In a move the Home Office are calling key to tackling crime and terrorism, internet firms will be required to give one of three UK intelligence agencies, GCHQ (Government Communications Headquarters) access to user’s real time communications. This means, they will be able to access your communications as they are happening. When the last Labour government attempted something similar, they failed, after mass opposition including from the Conservatives.
Since 2009, under an EU directive, Internet service providers have had to keep records of user’s internet searches, phone calls and emails for 12 months. The content of calls is not recorded but the sender, recipient, communication time and place is.
Law and enforcement and intelligence agencies appear to be the driving forces behind the proposed changes. They want ensure their ability to continue to gather data vital for investigation. However is this an update or broadening of powers in terms of introducing real-time monitoring? A vast range of agencies have access to this information and 552,550 communications data requests were made in 2010 alone. That begs the question, who exactly will have access to our communications data?
Former shadow home secretary and Conservative backbencher, David Davis, says it’s a ‘very big widening of powers’ which would result in ‘a lot of resentment’ as it becomes easier for the government ‘to eavesdrop on vast numbers of people’. This ‘is not focusing on terrorists or criminals it’s absolutely everybody’s emails, phone calls, web access’.

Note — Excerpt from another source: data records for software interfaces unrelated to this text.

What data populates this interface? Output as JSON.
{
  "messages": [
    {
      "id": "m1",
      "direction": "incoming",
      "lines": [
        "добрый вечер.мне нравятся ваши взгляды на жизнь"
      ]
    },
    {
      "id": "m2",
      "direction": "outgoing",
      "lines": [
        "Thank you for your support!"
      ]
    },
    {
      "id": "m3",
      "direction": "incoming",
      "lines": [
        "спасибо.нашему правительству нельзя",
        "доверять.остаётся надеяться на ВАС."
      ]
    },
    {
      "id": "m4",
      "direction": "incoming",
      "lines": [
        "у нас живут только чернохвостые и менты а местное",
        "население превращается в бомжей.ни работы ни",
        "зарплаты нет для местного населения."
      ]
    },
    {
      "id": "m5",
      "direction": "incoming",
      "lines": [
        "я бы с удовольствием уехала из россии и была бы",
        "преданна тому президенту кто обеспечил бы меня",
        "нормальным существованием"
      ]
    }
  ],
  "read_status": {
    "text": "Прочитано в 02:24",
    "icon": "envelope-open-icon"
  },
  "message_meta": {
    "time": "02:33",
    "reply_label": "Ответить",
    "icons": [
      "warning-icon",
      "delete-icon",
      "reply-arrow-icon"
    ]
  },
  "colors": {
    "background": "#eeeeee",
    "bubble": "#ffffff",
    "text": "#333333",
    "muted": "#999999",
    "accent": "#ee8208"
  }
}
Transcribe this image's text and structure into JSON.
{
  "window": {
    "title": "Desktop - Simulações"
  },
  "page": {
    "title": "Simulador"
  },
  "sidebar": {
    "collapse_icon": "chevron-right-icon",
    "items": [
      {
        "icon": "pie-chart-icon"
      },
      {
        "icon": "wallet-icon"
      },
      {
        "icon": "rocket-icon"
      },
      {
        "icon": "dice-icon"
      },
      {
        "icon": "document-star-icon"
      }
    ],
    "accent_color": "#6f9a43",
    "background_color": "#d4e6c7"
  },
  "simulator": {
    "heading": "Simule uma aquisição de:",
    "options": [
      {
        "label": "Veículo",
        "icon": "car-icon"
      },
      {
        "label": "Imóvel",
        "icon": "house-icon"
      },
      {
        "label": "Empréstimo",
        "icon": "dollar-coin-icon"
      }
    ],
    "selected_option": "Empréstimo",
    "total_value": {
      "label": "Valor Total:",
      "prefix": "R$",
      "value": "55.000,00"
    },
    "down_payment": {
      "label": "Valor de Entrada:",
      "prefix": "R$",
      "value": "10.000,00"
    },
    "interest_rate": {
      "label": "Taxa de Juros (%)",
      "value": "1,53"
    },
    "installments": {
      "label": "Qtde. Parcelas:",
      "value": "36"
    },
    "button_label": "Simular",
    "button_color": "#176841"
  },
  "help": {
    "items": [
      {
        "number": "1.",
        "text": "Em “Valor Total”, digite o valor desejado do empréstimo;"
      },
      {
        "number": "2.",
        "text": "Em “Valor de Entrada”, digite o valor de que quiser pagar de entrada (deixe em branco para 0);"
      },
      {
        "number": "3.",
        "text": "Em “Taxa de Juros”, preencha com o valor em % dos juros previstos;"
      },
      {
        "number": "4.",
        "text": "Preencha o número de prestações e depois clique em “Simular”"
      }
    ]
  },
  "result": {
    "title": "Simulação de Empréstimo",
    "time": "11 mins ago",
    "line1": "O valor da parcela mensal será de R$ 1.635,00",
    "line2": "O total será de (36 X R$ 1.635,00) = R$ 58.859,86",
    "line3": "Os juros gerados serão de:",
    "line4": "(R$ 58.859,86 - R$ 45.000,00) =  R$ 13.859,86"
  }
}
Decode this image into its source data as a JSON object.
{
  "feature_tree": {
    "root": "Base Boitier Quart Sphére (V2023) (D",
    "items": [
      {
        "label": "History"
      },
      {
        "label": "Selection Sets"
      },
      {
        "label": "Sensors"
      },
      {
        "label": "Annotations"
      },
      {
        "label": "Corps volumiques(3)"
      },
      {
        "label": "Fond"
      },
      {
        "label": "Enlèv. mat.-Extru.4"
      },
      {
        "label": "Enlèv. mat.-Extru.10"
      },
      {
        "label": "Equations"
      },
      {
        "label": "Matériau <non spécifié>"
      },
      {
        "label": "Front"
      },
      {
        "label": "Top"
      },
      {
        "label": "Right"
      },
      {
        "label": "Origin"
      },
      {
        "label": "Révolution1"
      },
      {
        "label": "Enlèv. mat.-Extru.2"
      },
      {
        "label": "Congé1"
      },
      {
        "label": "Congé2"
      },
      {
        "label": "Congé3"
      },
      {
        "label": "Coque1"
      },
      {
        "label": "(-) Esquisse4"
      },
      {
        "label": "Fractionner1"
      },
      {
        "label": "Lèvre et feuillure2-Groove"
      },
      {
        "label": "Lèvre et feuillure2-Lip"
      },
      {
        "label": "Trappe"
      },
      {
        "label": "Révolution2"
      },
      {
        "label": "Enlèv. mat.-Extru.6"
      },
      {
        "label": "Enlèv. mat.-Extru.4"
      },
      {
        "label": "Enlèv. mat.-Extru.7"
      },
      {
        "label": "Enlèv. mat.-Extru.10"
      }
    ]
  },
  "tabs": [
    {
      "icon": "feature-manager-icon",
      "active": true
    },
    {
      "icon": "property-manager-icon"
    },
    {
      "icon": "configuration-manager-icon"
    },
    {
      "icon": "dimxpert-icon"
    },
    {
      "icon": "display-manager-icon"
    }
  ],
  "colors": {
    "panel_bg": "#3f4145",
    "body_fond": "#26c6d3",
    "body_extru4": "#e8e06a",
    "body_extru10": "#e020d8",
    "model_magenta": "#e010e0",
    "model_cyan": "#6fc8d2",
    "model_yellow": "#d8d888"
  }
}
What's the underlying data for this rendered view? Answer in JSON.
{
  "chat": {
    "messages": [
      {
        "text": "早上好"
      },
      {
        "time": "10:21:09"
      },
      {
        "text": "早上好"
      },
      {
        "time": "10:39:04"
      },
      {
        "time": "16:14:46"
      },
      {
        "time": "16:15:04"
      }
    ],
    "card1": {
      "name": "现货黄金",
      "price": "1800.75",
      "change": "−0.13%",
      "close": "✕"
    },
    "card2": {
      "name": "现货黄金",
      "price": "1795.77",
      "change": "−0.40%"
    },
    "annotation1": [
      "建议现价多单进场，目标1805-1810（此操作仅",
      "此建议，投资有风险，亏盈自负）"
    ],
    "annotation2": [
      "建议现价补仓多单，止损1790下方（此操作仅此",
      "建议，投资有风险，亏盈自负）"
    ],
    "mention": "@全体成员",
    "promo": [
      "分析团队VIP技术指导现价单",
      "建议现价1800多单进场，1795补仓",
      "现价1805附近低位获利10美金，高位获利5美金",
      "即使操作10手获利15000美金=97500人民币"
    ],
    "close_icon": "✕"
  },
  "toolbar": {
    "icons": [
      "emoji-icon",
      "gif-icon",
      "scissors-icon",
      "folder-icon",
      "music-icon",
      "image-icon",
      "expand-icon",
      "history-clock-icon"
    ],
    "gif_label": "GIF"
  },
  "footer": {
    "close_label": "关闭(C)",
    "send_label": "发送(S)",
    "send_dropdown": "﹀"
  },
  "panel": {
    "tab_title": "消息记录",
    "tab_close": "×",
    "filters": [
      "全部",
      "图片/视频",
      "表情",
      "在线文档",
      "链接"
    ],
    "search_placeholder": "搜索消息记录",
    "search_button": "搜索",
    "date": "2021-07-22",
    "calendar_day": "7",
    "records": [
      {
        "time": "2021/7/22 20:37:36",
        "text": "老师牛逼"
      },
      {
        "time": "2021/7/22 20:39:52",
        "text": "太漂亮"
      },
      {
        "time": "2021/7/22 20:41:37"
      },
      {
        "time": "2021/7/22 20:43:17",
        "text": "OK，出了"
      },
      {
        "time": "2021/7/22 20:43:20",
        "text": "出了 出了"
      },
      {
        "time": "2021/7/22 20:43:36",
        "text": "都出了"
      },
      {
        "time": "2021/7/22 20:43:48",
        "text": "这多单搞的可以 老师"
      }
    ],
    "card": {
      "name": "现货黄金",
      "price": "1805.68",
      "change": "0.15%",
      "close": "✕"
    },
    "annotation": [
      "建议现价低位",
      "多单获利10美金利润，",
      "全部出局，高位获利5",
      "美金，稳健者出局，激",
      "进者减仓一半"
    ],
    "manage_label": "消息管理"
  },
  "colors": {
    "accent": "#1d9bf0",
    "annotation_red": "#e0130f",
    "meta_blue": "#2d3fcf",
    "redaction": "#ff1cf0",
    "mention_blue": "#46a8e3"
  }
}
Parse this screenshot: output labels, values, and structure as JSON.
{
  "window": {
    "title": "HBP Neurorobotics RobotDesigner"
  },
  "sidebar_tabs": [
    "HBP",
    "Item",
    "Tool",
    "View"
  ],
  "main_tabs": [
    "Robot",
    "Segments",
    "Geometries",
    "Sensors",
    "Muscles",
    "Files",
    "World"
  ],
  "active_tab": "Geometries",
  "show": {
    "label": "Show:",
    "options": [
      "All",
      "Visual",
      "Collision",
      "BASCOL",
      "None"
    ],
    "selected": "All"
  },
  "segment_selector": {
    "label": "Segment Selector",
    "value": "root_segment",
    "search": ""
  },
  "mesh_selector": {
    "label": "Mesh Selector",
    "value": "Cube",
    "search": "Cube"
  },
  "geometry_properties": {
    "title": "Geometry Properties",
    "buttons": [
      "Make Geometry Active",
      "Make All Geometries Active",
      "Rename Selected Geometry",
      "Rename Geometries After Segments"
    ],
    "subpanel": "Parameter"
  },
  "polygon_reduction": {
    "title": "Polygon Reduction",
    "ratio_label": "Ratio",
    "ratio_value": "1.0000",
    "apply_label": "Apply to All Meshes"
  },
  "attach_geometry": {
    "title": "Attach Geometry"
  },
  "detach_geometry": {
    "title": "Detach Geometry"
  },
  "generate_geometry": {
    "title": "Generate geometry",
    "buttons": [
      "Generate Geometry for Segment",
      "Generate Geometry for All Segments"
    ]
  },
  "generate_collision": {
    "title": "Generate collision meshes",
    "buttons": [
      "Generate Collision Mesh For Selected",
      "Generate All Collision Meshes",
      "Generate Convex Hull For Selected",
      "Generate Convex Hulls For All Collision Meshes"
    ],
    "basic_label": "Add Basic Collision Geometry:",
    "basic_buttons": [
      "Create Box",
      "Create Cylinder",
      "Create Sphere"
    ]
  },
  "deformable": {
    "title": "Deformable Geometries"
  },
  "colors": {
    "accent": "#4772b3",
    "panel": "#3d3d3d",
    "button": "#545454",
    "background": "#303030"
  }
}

The same coalition that opposed such attempts by Labour have stated ‘having come into government, the coalition parties have realised this kind of material has potential for saving lives, preventing serious crime and helping people to avoid becoming victims of serious crime’. Their six-month consultation on the proposal drew support from a third of respondents, while 50 per cent said it lacked necessary safeguards to prevent the abuse of data.
Support of the proposal has come from Professor Anthony Glees, director of the Centre for Security and Intelligence Studies at the University of Buckingham. He has stated there are ‘a lot of dangerous people out there’ and police need to be able to ‘keep up with the massive flow of information out there on Facebook and the internet’.
The new legislation may be announced in the Queen’s speech next month. Lord Carlile, former independent reviewer of terrorism legislastion, said in the face of opposition any new law would still have to potentially make it through Parliament.
To access the content of messages requires a warrant signed by the Home Secretary but is this any kind of compensation for ‘an unprecedented step that will see Britain adopt the same kind of surveillance seen in China and Iran’? Nick Pickles, director of campaign group Big Brother Watch continued, ‘this is an absolute attack on privacy online and it is far from clear this will actually improve public safety, while adding significant costs to internet businesses’.